(PROVIDED INFORMATION begins)
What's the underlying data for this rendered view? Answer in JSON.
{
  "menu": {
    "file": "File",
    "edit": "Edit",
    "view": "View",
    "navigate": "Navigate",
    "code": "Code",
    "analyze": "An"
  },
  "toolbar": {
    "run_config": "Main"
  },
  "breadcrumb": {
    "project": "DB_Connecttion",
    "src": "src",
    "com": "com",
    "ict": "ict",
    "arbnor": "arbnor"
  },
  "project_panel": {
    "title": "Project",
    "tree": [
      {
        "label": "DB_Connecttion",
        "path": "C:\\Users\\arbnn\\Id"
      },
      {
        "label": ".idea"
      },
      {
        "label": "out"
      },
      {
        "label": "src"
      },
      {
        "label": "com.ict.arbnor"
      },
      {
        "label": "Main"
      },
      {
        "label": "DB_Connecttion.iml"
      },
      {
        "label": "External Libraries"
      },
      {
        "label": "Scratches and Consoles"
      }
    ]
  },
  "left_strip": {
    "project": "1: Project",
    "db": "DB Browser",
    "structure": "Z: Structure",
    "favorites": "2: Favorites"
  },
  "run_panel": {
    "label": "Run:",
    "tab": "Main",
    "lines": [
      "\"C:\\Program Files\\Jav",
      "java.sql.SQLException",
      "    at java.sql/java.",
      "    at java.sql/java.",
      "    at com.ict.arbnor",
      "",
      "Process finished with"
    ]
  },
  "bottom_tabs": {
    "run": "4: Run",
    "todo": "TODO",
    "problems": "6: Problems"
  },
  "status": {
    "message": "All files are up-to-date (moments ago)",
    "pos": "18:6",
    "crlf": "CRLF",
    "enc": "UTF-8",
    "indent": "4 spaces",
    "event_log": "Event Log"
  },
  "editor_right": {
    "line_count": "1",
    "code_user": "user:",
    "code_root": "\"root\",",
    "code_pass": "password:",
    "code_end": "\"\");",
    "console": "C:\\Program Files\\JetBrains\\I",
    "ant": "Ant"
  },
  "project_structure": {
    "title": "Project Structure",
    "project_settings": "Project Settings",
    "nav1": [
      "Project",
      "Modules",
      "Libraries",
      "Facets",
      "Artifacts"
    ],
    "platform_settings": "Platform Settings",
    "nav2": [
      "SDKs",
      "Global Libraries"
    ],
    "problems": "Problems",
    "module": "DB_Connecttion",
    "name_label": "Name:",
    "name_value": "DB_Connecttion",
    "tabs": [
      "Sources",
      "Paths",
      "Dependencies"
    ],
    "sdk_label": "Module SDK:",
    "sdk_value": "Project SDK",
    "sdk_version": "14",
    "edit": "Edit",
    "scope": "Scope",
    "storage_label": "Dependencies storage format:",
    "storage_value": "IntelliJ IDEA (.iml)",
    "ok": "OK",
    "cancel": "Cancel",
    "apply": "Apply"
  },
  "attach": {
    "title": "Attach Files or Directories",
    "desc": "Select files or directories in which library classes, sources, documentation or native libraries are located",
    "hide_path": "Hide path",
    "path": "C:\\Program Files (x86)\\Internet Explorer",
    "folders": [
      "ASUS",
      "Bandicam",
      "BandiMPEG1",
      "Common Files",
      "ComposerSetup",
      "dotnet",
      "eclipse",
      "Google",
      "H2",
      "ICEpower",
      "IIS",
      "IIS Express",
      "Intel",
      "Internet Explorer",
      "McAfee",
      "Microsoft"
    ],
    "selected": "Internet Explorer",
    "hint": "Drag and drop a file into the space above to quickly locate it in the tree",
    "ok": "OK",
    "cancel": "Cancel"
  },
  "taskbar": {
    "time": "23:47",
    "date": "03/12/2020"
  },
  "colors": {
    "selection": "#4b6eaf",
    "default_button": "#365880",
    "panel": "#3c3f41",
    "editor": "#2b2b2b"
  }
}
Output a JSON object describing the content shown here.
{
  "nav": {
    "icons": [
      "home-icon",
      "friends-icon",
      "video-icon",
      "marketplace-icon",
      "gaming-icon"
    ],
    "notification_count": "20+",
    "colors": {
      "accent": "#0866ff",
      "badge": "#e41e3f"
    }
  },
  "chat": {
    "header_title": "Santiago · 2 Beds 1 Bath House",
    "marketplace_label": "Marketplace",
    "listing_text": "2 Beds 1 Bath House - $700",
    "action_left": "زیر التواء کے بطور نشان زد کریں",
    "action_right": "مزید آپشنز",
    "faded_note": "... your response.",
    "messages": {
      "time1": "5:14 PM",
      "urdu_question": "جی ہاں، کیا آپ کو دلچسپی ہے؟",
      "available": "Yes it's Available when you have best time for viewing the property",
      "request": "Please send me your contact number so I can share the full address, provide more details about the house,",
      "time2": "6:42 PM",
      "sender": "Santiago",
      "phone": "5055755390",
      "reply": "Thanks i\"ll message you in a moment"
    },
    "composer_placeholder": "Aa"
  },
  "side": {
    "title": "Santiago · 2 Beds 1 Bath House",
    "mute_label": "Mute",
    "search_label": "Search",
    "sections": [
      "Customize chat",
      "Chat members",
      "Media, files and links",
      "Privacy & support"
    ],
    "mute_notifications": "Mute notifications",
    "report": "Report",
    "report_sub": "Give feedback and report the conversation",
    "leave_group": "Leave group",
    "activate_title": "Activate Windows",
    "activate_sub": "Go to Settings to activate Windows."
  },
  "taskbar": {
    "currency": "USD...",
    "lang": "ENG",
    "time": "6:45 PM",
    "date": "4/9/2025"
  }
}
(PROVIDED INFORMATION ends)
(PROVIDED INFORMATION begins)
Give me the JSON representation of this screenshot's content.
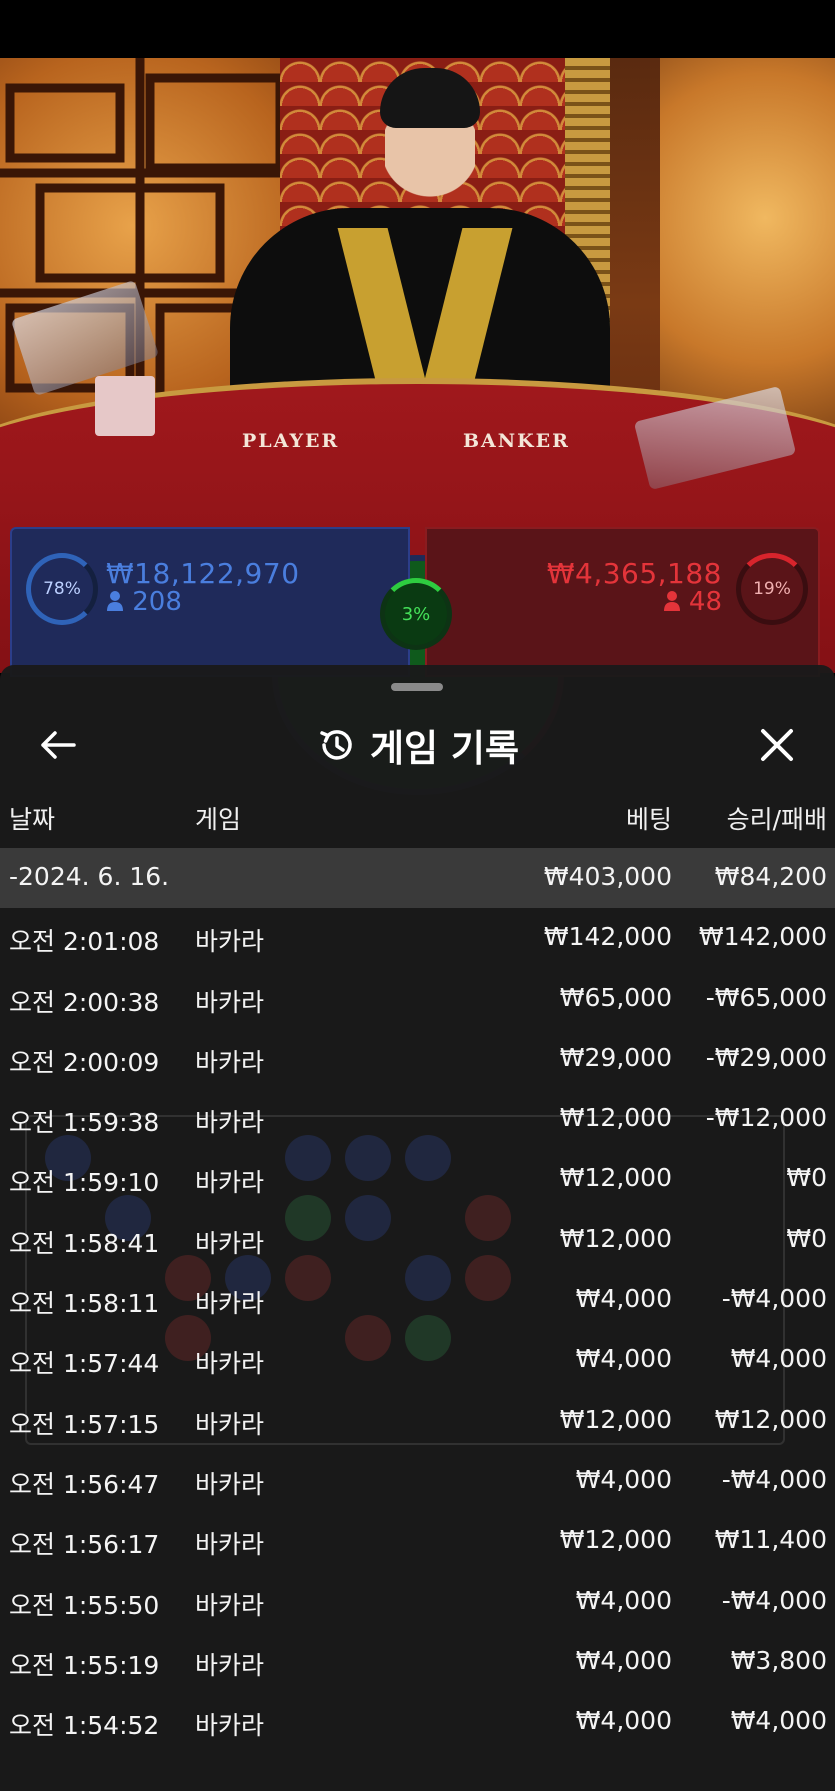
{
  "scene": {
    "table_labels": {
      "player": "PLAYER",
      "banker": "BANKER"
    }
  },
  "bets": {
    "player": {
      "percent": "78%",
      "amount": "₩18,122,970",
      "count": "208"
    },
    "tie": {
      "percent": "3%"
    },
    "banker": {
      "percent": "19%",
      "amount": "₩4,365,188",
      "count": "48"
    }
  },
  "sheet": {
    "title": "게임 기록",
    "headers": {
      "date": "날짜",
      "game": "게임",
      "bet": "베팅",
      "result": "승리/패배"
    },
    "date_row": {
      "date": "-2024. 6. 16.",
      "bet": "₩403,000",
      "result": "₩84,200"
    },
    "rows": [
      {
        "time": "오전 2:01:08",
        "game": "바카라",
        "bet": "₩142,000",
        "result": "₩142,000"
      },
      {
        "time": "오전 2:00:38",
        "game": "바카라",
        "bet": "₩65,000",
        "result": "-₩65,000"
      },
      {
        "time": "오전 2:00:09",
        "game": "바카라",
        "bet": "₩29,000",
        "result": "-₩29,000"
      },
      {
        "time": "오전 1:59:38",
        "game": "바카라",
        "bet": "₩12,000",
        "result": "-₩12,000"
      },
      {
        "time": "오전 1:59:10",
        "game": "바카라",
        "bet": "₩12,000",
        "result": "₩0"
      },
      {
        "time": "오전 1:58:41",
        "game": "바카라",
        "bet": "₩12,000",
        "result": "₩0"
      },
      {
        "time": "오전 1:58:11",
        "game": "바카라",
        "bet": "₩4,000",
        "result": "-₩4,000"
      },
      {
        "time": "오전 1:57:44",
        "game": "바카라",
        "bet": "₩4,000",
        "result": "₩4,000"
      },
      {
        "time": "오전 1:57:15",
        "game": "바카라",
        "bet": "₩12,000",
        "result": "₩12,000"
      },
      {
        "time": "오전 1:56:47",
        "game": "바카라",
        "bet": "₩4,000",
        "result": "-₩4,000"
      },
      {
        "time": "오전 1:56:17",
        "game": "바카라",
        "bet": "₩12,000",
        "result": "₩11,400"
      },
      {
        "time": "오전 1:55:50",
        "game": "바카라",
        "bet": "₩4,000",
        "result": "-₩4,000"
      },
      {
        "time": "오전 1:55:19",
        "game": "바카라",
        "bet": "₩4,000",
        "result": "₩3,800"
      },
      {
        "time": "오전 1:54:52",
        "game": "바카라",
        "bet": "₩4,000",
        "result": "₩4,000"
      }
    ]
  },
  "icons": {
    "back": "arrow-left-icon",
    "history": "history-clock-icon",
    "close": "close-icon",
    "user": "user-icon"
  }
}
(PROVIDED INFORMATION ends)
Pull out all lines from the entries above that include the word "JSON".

What's the underlying data for this rendered view? Answer in JSON.
Output a JSON object describing the content shown here.
Give me the JSON representation of this screenshot's content.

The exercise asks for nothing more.